IR Thermography Proves Useful for Dermatology and Aesthetic Medicine

infrared thermography
Image taken with Flir T420 infra red camera. Each color represents different temperatures, as is shown on spectrum scale on right side of image.
The utility of infrared (IR) thermography for dermatologic and aesthetic applications is reviewed.

Infrared (IR) thermography imaging provides a noninvasive, effective tool to diagnose and manage skin disorders and to monitor cosmetic procedures, according to findings from a bibliographic survey recently published in the Journal of Cosmetic Dermatology.

This survey included 29 relevant studies published from 2005 to 2021 that focused on the benefits and applications of IR thermography for dermatology, cosmetic procedures, and inflammatory skin diseases. Patients included those with psoriasis, acne vulgaris, hidradenitis suppurativa, systemic sclerosis (scleroderma) and localized scleroderma, burns, gynoid hydrolipodystrophy, nail and hair changes, and aesthetics.

The inflammatory skin disorders included in this survey produce temperature gradients that appear in IR thermography images. By performing repeated measurements over time, it is possible to quantify treatment effects and monitor changes on the skin, the researchers explained.
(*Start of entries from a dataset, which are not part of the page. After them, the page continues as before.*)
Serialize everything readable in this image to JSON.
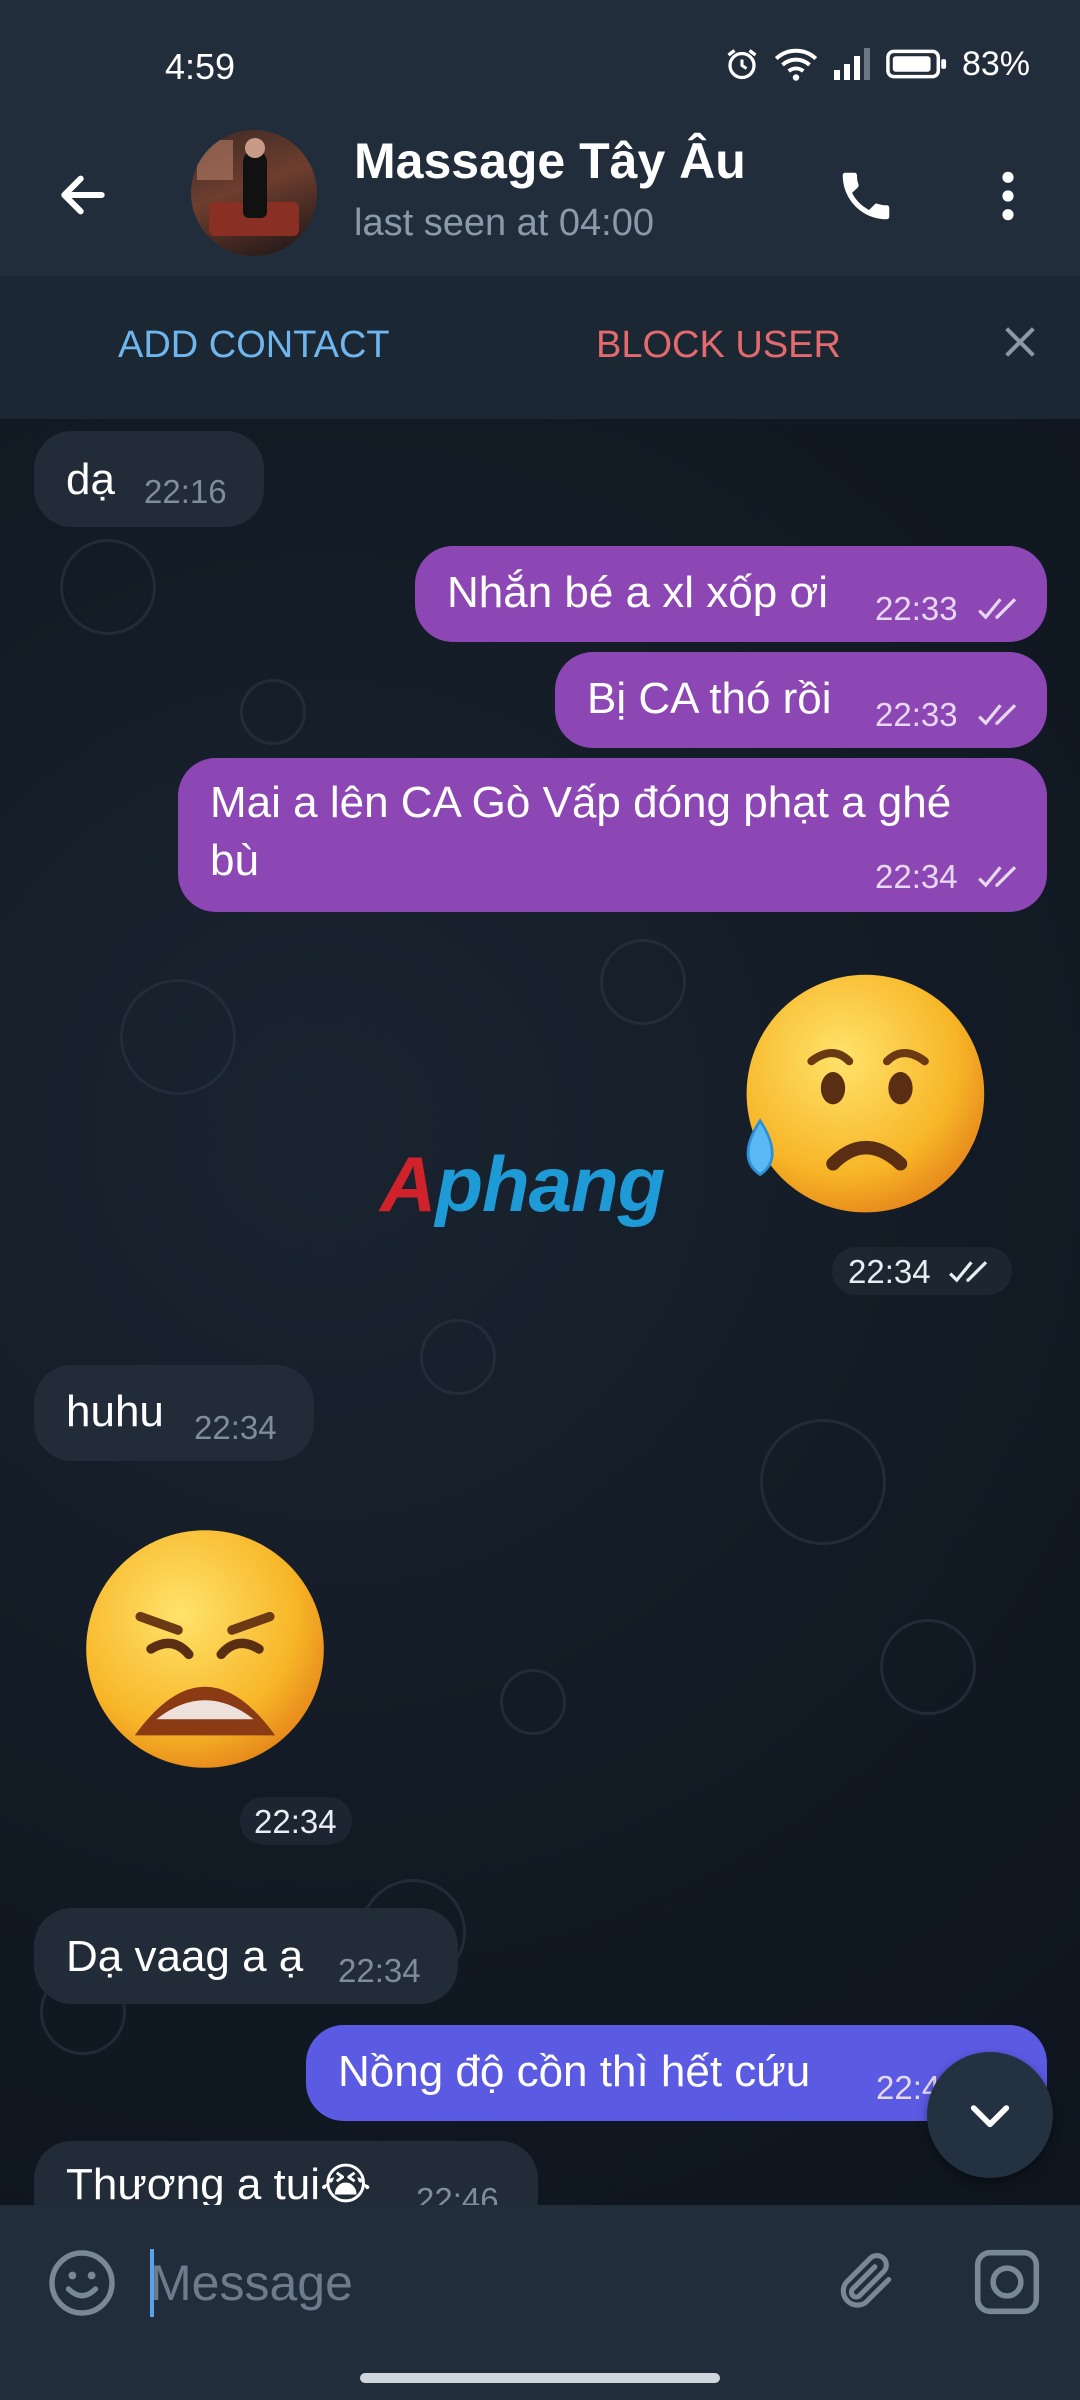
{
  "status_bar": {
    "time": "4:59",
    "battery": "83%"
  },
  "header": {
    "title": "Massage Tây Âu",
    "subtitle": "last seen at 04:00"
  },
  "action_bar": {
    "add_contact": "ADD CONTACT",
    "block_user": "BLOCK USER"
  },
  "messages": [
    {
      "text": "dạ",
      "time": "22:16"
    },
    {
      "text": "Nhắn bé a xl xốp ơi",
      "time": "22:33"
    },
    {
      "text": "Bị CA thó rồi",
      "time": "22:33"
    },
    {
      "text_line1": "Mai a lên CA Gò Vấp đóng phạt a ghé",
      "text_line2": "bù",
      "time": "22:34"
    },
    {
      "emoji": "😥",
      "time": "22:34"
    },
    {
      "text": "huhu",
      "time": "22:34"
    },
    {
      "emoji": "😩",
      "time": "22:34"
    },
    {
      "text": "Dạ vaag a ạ",
      "time": "22:34"
    },
    {
      "text": "Nồng độ cồn thì hết cứu",
      "time": "22:4"
    },
    {
      "text": "Thương a tui😭",
      "time": "22:46"
    }
  ],
  "watermark": {
    "first": "A",
    "rest": "phang"
  },
  "input": {
    "placeholder": "Message"
  },
  "colors": {
    "outgoing": "#8d47b5",
    "outgoing_alt": "#5b5ae3",
    "incoming": "#222c38",
    "header": "#212d3b",
    "accent": "#6fb5ee",
    "danger": "#e46a6d"
  }
}
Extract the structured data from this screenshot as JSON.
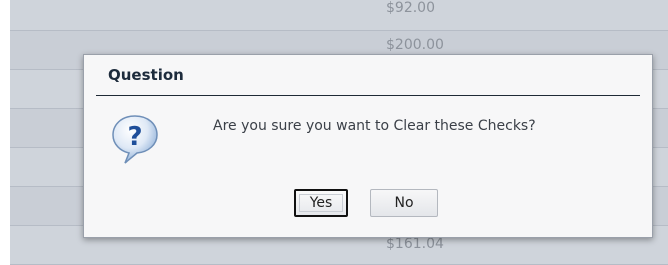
{
  "background": {
    "amounts": [
      "$92.00",
      "$200.00",
      "$161.04"
    ]
  },
  "dialog": {
    "title": "Question",
    "icon": "question-mark-icon",
    "message": "Are you sure you want to Clear these Checks?",
    "yes_label": "Yes",
    "no_label": "No"
  },
  "colors": {
    "overlay_row": "#c9ced6",
    "dialog_bg": "#f7f7f8",
    "title_text": "#1d2b3c",
    "icon_blue": "#1f5fb0"
  }
}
IR thermography is noninvasive and can assess depth, severity, and the need for surgery across various conditions, according to the researchers.

The study authors concluded, “Thermography can be very useful in scientific studies related to the skin science, considering that it is a reliable, noninvasive, and very safe method for measuring skin temperature.” They indicated that it allows for “the diagnosis and monitoring of symptoms of several skin disorders and conditions…[and] can be used as a parameter for evaluating the effectiveness of different cosmetic products.”


Vergilio MM, Gomes G, Aiello LM, et al. Evaluation of skin using infrared thermal imaging for dermatology and aesthetic applications Published online January 18, 2022. J Cosmet Dermatol. doi:10.1111/jocd.14748